Disk Utility RAID Controls on Your MacBook - dummies

Disk Utility RAID Controls on Your MacBook

By Mark L. Chambers

RAID, Redundant Array of Independent/Inexpensive Disks, is actually what it says. In English, a RAID set is a group of multiple separate disks, working together as a team. You can set up a RAID array on your MacBook.
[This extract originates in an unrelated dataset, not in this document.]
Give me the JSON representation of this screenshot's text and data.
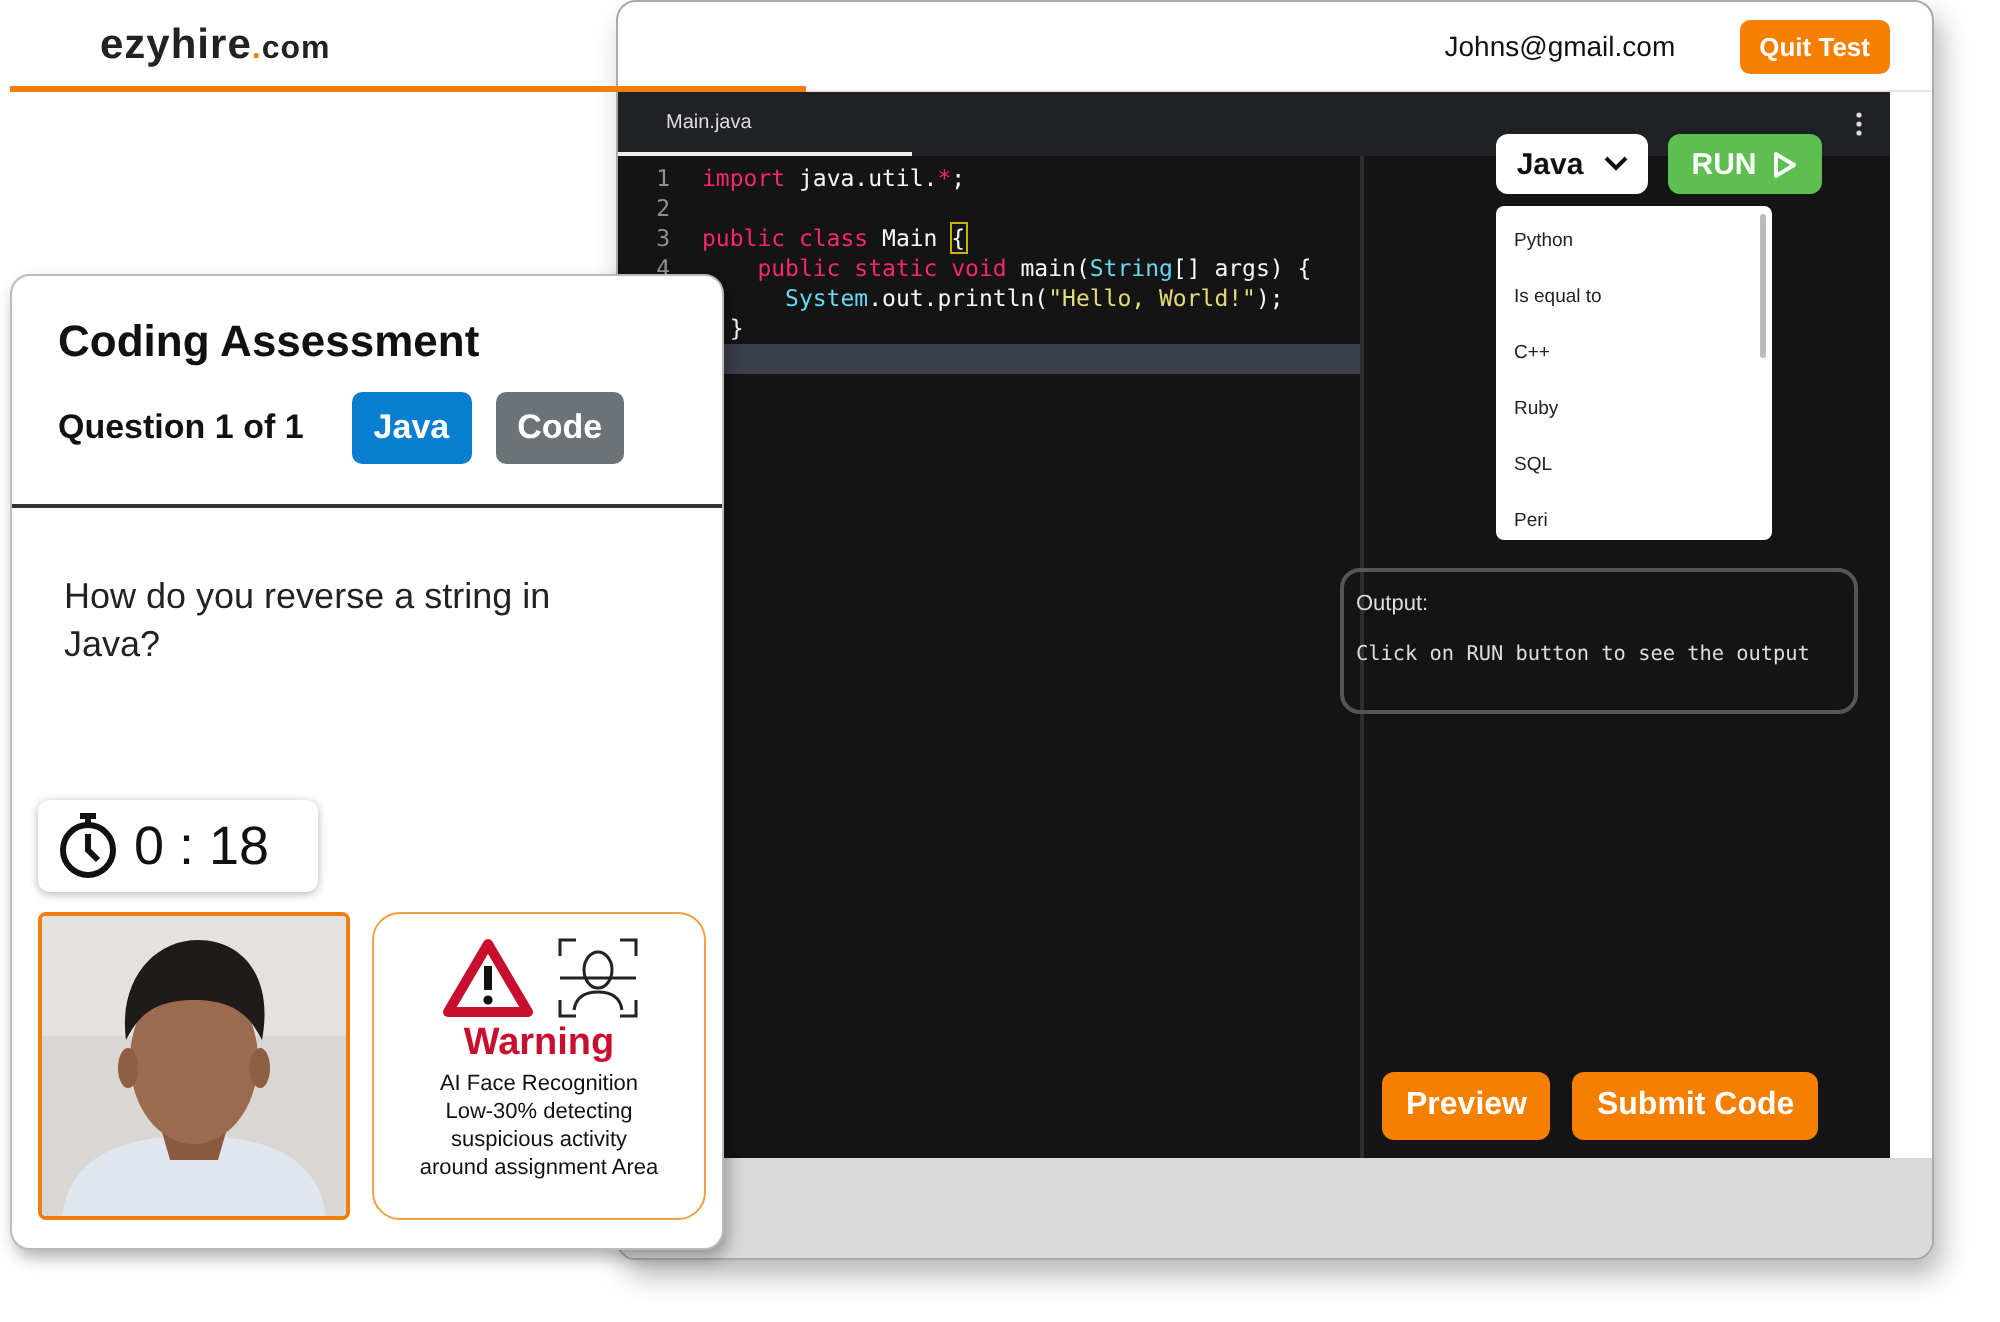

RAID can

  • Improve the speed of your system

  • Help prevent disk errors from compromising or corrupting your data

The RAID controls within Disk Utility are shown here. (Note that the Disk Utility toolbar is turned on as well, just to show you what it looks like.)

You need at least two additional hard drives on your system besides the start-up disk, which you shouldn’t use in a RAID set.
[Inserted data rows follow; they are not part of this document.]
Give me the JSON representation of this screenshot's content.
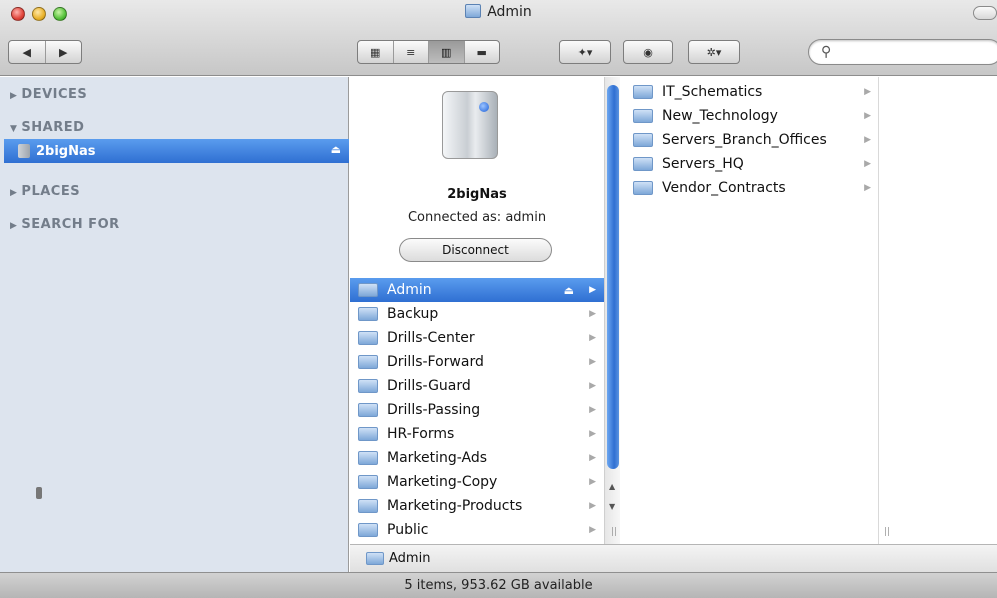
{
  "window": {
    "title": "Admin"
  },
  "toolbar": {
    "nav_back": "◀",
    "nav_forward": "▶",
    "view_modes": [
      "▦",
      "≡",
      "▥",
      "▬"
    ],
    "active_view": 2,
    "dropbox_label": "✦▾",
    "quicklook_label": "◉",
    "action_label": "✲▾",
    "search_placeholder": "",
    "search_icon": "🔍"
  },
  "sidebar": {
    "sections": [
      {
        "label": "DEVICES",
        "expanded": false
      },
      {
        "label": "SHARED",
        "expanded": true
      },
      {
        "label": "PLACES",
        "expanded": false
      },
      {
        "label": "SEARCH FOR",
        "expanded": false
      }
    ],
    "selected_item": "2bigNas"
  },
  "device": {
    "name": "2bigNas",
    "connection": "Connected as: admin",
    "disconnect_label": "Disconnect"
  },
  "column1": {
    "items": [
      "Admin",
      "Backup",
      "Drills-Center",
      "Drills-Forward",
      "Drills-Guard",
      "Drills-Passing",
      "HR-Forms",
      "Marketing-Ads",
      "Marketing-Copy",
      "Marketing-Products",
      "Public"
    ],
    "selected": 0
  },
  "column2": {
    "items": [
      "IT_Schematics",
      "New_Technology",
      "Servers_Branch_Offices",
      "Servers_HQ",
      "Vendor_Contracts"
    ]
  },
  "pathbar": {
    "folder": "Admin"
  },
  "status": {
    "text": "5 items, 953.62 GB available"
  },
  "colors": {
    "selection": "#2f6fd2",
    "sidebar_bg": "#dde4ee",
    "sidebar_heading": "#737d8a"
  }
}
To set up a RAID array in Mac OS X, follow these steps:

  1. From the RAID tab of Disk Utility, click and drag the disks from the list at the left to the Disk box at the right.

  2. Click the RAID Type pop-up menu to specify the type of RAID that you need.

    • Striped RAID Set: Choosing this can speed up your hard drive performance by splitting data between multiple disks.

    • Concatenated RAID Set: Choosing this allows several volumes (or even multiple disks) to appear as one volume within Lion.

    • Mirrored RAID Set: Choosing this increases the reliability of your storage by creating a mirror backup of that data across multiple disks.

  3. Click in the RAID Set Name field and type the name for your RAID set.

  4. From the Volume Format pop-up menu, choose a format for the volumes.

    Always use Mac OS Extended or Mac OS Extended (Journaled) from the Volume Format list unless you have a specific reason to use the MS-DOS File System (for compatibility with PCs running Windows). Journaling helps reduce the amount of disk fragmentation and also helps speed up your hard drive’s performance.

  5. Click the Create button.